:: GOAL OF THE EXERCISE ::
Work out how many lines of the material below contain the word "main", then write that number alone.

:: RECORDS SUPPLIED ::
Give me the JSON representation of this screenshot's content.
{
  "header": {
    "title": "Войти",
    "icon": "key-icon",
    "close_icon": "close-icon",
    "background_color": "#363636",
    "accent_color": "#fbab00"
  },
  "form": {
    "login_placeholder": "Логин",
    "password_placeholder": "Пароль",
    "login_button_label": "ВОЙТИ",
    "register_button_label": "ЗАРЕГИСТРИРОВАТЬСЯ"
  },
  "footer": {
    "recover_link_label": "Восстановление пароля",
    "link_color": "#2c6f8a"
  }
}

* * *

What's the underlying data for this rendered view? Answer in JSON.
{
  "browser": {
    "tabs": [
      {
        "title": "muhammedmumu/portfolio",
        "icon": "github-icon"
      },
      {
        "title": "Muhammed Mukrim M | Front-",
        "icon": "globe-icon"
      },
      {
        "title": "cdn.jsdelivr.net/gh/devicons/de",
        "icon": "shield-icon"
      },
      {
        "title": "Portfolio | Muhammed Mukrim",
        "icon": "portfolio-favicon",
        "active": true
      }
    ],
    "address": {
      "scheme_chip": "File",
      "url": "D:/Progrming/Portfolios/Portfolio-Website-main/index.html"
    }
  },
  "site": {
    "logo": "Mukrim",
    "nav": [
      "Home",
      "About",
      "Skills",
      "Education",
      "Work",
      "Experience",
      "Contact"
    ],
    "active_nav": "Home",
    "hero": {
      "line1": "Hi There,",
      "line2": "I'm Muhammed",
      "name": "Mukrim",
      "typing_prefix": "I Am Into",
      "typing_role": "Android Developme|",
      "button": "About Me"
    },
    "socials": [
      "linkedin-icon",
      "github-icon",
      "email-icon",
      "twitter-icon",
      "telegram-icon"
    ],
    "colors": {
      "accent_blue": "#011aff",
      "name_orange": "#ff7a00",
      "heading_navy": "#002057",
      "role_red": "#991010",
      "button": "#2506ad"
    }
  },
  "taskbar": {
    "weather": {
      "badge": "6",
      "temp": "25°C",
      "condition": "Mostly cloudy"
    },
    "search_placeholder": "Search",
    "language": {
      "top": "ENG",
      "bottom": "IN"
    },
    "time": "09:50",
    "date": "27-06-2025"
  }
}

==

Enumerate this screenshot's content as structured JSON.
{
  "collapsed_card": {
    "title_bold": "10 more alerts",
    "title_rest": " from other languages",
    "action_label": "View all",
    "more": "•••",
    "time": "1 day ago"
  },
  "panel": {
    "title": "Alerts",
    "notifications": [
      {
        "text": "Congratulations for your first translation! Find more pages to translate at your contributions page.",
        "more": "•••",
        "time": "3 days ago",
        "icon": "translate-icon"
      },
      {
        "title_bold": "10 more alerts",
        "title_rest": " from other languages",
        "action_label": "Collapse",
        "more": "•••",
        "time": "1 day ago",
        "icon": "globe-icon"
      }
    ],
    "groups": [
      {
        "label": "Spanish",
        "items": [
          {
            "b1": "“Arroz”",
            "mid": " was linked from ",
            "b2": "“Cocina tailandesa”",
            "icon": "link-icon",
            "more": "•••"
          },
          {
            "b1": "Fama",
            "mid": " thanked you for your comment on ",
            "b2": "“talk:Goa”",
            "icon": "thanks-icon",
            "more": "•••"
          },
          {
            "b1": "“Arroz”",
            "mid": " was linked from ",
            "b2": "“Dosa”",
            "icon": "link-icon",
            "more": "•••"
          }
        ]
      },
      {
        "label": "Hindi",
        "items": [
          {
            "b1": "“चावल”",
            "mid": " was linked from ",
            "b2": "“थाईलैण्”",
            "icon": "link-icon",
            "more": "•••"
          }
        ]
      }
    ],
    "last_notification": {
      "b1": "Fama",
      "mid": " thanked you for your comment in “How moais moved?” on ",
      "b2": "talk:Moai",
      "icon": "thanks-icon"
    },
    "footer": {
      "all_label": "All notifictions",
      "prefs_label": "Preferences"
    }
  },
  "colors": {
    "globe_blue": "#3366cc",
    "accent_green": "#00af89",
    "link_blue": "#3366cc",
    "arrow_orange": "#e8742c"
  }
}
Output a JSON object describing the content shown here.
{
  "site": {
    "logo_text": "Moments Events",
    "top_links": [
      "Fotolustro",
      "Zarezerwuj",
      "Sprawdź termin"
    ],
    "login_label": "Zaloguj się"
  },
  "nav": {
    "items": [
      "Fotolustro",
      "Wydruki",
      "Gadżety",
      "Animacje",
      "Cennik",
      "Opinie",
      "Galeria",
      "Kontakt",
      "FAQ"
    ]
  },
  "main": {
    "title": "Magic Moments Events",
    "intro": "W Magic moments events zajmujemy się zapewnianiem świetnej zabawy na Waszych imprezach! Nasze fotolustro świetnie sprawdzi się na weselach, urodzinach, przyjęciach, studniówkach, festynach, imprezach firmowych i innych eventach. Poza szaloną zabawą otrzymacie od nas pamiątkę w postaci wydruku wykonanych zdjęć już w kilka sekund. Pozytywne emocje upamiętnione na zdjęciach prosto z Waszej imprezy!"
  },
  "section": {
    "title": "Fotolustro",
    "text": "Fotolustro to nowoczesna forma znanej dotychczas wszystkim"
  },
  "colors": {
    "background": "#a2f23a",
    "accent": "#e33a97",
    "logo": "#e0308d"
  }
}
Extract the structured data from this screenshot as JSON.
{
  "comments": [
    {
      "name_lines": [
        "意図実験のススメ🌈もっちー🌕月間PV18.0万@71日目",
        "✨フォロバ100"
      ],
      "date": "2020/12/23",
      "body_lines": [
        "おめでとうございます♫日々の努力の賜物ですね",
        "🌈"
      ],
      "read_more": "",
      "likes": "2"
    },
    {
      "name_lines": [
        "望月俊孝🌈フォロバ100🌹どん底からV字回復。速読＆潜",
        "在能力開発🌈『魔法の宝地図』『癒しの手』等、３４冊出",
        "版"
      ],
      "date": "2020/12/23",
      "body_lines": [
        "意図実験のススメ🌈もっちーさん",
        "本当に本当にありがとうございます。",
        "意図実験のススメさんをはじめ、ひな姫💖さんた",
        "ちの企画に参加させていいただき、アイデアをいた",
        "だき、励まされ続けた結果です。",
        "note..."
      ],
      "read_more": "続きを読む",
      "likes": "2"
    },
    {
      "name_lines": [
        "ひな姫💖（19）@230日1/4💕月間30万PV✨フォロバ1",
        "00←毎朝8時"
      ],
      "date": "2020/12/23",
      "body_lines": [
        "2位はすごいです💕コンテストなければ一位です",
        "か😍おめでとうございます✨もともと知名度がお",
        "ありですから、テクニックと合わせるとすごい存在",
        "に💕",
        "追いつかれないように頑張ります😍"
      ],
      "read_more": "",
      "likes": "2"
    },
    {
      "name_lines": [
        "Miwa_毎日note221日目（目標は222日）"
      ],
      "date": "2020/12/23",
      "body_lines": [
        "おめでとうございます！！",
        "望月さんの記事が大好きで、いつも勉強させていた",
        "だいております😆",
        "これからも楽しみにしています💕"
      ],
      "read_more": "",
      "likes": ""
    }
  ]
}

:: EXERCISE RESULT ::
2